Monday, May 09, 2005

VSU - Why Student Unions Have Nothing To Fear

I started university in 1988. The Hawke Government had just introduced a tuition fee of $200-odd. I remember lining up for course enrolments and being bombarded with leaflets about free education rallies being organised by seemingly apolitical groups such as “SAFE” (“Student Action for a Free Education”).

I saw a few of the rallies, and was impressed by the turn-out. SAFE appeared to represent a broad cross-section of students. But it was only when a few friends conned me into being part of a joke ticket that I realised who SAFE really represented.

My friends ran a ticket called “SAFER” (which stood for “Students Against Free Education Rallies”). Clearly whoever thought of the name had watched too many Monty Python movies. Most people realised we were a joke ticket. Most, it seemed, except the SAFE people.

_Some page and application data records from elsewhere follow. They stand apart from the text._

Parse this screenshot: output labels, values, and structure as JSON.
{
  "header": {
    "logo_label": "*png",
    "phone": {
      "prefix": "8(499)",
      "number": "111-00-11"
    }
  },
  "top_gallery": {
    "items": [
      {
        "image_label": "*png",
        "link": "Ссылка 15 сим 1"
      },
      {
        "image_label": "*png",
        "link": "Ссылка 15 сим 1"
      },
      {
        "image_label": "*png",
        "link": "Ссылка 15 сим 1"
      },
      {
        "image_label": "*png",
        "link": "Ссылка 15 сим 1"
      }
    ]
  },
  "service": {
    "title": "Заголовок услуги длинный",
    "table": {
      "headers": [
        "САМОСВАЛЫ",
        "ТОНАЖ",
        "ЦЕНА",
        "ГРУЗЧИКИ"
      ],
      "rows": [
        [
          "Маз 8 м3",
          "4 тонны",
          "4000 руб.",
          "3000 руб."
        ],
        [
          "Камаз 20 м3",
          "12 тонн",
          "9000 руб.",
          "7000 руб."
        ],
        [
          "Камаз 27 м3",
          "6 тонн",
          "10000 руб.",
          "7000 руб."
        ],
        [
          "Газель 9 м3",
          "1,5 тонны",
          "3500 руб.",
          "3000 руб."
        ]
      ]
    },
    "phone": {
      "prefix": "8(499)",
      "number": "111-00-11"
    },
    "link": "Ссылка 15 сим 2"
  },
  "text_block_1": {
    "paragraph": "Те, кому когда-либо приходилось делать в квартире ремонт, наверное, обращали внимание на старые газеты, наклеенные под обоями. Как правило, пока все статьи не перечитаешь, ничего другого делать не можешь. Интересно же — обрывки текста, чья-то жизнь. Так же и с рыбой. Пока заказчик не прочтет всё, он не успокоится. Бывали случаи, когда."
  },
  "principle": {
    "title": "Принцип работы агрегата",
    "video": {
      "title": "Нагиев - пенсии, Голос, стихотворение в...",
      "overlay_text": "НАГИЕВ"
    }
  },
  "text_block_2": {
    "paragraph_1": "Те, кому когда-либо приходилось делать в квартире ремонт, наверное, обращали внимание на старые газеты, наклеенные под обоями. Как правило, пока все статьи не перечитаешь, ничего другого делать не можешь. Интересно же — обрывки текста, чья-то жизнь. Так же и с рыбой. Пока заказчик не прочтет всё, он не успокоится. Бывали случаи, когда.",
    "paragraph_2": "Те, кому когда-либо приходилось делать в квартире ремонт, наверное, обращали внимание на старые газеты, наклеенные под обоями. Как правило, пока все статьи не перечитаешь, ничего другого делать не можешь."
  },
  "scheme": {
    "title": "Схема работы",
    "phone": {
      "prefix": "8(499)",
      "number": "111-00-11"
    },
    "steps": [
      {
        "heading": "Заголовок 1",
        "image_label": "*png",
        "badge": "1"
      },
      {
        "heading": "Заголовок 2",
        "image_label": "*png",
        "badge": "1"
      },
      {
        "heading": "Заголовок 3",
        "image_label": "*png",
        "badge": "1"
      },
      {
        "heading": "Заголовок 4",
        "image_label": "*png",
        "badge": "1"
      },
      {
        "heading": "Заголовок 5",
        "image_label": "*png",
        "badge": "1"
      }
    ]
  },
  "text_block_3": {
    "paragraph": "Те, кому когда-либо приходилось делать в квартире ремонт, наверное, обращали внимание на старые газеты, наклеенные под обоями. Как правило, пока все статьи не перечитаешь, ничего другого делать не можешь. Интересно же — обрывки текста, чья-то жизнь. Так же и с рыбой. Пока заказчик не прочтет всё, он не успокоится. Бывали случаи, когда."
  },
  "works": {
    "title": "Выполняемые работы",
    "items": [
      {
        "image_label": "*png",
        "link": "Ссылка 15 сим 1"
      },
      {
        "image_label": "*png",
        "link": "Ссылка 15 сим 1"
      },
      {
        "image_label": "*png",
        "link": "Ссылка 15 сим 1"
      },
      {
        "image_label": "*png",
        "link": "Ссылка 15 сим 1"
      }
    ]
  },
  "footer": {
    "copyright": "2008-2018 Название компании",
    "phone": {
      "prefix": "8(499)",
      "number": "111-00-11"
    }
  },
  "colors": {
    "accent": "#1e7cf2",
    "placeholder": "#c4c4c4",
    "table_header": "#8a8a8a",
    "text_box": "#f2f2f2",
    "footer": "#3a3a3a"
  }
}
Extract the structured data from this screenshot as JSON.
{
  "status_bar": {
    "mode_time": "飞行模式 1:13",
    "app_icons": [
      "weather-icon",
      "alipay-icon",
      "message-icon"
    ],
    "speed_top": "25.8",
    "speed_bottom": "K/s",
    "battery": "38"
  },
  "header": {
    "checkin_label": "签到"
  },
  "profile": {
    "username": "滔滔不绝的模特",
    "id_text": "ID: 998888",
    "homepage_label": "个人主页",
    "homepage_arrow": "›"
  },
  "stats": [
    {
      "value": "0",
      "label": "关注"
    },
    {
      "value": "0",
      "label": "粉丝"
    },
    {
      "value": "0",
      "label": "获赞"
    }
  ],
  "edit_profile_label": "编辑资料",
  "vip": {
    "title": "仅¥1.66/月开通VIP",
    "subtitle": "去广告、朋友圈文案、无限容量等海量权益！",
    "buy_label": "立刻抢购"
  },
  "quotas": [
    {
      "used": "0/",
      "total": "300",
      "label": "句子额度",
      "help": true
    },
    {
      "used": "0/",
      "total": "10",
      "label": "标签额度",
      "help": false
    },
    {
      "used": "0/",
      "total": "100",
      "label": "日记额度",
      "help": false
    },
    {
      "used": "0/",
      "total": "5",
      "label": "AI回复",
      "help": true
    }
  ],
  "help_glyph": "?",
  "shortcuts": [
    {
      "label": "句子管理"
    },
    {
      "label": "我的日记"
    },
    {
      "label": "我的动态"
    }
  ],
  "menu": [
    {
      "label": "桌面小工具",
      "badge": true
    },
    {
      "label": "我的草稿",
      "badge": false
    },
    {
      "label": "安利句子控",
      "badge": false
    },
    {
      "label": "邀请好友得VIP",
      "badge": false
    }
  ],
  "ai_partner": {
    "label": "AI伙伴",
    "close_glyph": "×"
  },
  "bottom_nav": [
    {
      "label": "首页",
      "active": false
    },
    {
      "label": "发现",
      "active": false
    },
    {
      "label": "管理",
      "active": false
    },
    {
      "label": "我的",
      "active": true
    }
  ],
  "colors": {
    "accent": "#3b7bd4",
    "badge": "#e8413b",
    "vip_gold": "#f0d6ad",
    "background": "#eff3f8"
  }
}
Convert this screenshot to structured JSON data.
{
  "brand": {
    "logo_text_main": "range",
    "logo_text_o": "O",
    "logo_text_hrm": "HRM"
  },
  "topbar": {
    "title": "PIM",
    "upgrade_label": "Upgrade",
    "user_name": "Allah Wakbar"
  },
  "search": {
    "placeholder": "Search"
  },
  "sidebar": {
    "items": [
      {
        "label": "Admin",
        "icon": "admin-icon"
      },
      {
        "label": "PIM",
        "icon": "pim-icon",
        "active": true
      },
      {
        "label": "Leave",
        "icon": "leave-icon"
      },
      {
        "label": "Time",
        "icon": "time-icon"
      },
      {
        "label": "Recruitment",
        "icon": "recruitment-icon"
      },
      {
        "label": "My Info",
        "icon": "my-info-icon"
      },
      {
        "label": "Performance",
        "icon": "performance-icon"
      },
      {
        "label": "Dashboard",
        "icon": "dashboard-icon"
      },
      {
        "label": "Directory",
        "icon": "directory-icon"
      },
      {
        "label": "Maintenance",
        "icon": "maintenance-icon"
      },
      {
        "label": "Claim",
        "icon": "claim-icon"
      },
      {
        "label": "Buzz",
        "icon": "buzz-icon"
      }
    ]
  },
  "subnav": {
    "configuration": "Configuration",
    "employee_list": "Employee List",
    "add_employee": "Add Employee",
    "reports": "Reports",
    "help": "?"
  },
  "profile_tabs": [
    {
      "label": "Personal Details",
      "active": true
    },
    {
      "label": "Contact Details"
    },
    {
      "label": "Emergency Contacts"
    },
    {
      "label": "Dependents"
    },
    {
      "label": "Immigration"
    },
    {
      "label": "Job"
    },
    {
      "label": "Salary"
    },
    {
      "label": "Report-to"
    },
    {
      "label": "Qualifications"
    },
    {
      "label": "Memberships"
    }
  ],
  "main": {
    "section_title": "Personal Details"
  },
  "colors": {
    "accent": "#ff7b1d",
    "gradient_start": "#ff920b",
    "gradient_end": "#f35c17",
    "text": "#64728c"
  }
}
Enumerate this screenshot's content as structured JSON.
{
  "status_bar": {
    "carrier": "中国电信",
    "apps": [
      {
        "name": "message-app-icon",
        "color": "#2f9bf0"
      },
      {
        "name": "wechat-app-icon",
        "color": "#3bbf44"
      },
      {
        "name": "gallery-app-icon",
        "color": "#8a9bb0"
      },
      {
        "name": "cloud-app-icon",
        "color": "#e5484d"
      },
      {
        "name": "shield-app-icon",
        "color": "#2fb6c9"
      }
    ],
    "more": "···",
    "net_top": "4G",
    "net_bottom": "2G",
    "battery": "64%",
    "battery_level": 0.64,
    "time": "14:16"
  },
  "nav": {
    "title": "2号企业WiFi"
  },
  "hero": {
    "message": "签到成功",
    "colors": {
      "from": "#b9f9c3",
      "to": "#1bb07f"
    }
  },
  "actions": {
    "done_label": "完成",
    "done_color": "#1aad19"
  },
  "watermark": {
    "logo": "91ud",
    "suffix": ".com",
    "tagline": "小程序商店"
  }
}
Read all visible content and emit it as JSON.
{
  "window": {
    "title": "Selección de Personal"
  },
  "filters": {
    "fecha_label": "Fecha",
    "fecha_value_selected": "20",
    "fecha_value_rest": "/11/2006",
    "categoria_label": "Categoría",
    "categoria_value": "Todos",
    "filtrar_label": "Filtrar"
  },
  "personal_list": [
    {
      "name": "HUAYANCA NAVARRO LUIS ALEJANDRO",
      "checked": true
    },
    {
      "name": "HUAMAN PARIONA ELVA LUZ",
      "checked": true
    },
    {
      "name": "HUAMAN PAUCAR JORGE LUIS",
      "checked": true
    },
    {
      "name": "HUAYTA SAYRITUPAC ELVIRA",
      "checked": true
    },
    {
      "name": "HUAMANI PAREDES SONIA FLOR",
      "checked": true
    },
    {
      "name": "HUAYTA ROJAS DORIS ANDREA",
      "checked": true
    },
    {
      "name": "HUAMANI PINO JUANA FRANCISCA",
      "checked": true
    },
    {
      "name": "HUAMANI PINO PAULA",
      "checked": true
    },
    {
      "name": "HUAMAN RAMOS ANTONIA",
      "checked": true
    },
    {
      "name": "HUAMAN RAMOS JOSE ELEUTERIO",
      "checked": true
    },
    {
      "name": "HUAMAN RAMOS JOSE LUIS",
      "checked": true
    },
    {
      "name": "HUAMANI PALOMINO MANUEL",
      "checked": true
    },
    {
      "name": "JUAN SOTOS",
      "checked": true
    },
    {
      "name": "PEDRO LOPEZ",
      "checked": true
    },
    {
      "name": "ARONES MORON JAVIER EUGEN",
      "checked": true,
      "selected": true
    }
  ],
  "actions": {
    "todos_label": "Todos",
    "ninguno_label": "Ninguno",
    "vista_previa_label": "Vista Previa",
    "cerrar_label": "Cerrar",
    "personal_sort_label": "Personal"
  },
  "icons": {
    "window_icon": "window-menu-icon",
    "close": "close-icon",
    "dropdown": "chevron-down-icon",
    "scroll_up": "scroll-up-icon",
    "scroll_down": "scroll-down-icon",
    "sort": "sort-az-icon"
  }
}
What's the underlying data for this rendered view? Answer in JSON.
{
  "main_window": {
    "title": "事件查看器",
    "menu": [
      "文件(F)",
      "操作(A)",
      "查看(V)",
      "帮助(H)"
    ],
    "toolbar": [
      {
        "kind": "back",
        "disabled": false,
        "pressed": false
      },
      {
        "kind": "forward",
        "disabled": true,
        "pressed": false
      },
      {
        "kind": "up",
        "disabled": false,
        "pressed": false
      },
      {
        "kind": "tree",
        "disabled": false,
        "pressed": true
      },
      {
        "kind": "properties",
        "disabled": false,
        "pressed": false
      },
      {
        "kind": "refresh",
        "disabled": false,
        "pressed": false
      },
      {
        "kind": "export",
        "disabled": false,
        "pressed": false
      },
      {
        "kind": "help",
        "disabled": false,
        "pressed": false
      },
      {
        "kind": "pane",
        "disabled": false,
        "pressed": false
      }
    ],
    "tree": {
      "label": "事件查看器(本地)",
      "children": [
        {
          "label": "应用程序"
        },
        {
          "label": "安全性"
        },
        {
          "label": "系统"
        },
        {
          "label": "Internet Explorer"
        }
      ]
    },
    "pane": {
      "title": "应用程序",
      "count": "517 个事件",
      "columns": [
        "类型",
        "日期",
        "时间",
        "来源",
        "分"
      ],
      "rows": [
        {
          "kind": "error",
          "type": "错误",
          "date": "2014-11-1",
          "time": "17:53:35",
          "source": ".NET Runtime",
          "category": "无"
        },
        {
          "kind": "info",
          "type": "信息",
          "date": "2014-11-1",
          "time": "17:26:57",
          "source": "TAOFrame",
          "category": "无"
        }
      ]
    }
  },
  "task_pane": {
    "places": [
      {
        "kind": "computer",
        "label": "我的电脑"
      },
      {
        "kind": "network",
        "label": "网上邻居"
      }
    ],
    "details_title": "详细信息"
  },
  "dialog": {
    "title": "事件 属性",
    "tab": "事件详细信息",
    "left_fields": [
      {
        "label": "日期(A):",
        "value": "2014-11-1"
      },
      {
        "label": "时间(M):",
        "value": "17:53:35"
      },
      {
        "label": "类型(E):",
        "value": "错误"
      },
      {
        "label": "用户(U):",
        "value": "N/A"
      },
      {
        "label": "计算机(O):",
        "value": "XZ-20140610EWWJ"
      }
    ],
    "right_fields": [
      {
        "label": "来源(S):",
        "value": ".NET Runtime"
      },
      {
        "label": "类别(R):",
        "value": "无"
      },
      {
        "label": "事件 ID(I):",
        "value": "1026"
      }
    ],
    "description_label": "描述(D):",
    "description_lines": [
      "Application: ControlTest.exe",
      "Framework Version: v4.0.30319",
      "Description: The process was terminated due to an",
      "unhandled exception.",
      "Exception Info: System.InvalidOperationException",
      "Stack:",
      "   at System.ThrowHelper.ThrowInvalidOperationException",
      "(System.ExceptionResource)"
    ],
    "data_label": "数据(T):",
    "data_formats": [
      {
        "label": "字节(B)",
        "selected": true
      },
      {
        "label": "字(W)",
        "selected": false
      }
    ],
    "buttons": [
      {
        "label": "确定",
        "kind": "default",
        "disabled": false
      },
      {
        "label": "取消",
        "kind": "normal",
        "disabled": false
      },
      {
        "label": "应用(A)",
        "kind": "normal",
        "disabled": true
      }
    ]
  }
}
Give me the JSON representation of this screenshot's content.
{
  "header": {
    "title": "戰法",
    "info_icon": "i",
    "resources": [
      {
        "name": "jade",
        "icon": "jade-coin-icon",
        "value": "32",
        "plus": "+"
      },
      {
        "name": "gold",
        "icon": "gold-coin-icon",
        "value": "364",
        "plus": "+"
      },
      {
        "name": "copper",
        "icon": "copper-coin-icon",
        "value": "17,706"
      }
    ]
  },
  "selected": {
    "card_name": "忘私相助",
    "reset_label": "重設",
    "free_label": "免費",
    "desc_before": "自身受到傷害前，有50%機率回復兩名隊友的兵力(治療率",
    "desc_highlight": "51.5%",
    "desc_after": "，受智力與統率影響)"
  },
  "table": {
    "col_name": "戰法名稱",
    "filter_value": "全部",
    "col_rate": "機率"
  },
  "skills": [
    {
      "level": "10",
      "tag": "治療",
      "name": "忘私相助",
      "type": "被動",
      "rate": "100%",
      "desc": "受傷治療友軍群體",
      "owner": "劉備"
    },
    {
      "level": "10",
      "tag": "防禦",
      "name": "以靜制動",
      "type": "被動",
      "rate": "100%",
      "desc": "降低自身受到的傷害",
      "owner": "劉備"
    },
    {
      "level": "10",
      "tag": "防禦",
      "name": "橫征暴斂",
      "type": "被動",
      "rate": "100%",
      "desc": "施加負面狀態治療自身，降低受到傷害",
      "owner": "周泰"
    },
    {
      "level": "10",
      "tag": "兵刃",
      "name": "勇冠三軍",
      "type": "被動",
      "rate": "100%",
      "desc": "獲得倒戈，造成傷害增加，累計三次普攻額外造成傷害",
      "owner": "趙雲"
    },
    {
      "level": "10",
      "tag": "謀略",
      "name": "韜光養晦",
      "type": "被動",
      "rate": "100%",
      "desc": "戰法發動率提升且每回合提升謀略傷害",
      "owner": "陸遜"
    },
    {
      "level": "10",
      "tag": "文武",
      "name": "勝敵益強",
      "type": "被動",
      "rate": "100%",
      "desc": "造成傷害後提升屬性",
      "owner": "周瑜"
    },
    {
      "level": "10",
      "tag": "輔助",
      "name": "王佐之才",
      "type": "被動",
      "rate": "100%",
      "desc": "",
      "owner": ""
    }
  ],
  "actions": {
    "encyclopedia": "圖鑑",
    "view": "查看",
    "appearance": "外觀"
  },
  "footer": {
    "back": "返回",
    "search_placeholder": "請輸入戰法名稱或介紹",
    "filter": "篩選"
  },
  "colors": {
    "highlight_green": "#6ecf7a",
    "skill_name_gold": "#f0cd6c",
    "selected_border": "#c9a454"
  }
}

What started out as an infantile 1st year undergraduate joke suddenly turned into an ideologically unSAFE exercise. We were branded fascist, one of our female candidates was accused of sexual assault (for the misogynistic act of embracing her boyfriend at the polling booth), and we were kicked out of the election by the Returning Officer.

That was my first brush with student ideologues. It was also my first exposure to the realities of compulsory student representation, an essential element of the movement for compulsory student unionism.

Many students starting university this year might be tempted to think the anti-VSU campaign is just about maintaining student services. Just as I thought SAFE was all about saving students money. But a small proportion of these students will become active in student politics (even if only by accident like myself) and will discover the shallowness of many claims from the anti-VSU faction.

So what exactly do students gain from their membership? I asked my nephew this question. He has just started first year, and has witnessed an active VSU campaign. My nephew had this to say about the Union: “I only joined because it was compulsory and because you get discounts of 10-15% on items from Union stores”.

My nephew is hardly a representative sample of typical undergraduate sentiment. But his comments do make an important point. If student unions provide useful services and benefits to students, few will avoid membership.

Students buy textbooks for their courses. Often, the student is required to buy a textbook (more often than not authored by the lecturer). But is it compulsory to buy the textbook brand new? There are other options. The student might borrow the textbook from the library. S/he might buy a second hand copy. Or perhaps borrow a copy (even if a previous edition) from a friend.

Yet the reality is that, despite this range of choices, most students end up buying a new copy. They can see the tangible benefit of doing so. The lecturer has sold them the idea. The other options often involve too much inconvenience.

Student unions can also sell the convenience and utility of their services to students. They need not hide behind the anti-competitive shield of compulsory membership to boost their numbers. Unions should be able to sell their services and benefits so well that students will regard the need for union membership to be self-evident.

As my nephew enjoys his 15% discounts at university, his uncle is getting ready for the annual renewal of the practising certificate and indemnity insurance. Thankfully, Law Society Membership is not compulsory in NSW. But I know few solicitors who could survive without the benefits of membership. As such, over 90% of solicitors are voluntary members of the Society. Membership is relevant because the benefits are self-evident.

On a final note, it seems supporters of compulsory student unionism are becoming out-of-touch with their prospective members. My nephew attended a lecture where the lecturer encouraged students to attend an anti-VSU rally. And the special attraction? Peter Garrett was addressing the crowd.

To my nephew, commencing his undergraduate studies in 2005, hearing Peter Garrett would probably be as interesting as my hearing Elvis Presley talk about free education in 1988.

(Irfan Yusuf is a Sydney lawyer and retired student politician who has advised student representative councils in industrial and electoral matters. He has also acted as electoral arbiter in a student election. This article is adapted from an article published in 1994 in the Macquarie University Liberal Club’s official publication “L.U.S.T.” or Liberal University Students’ Tabloid)

© Irfan Yusuf 2005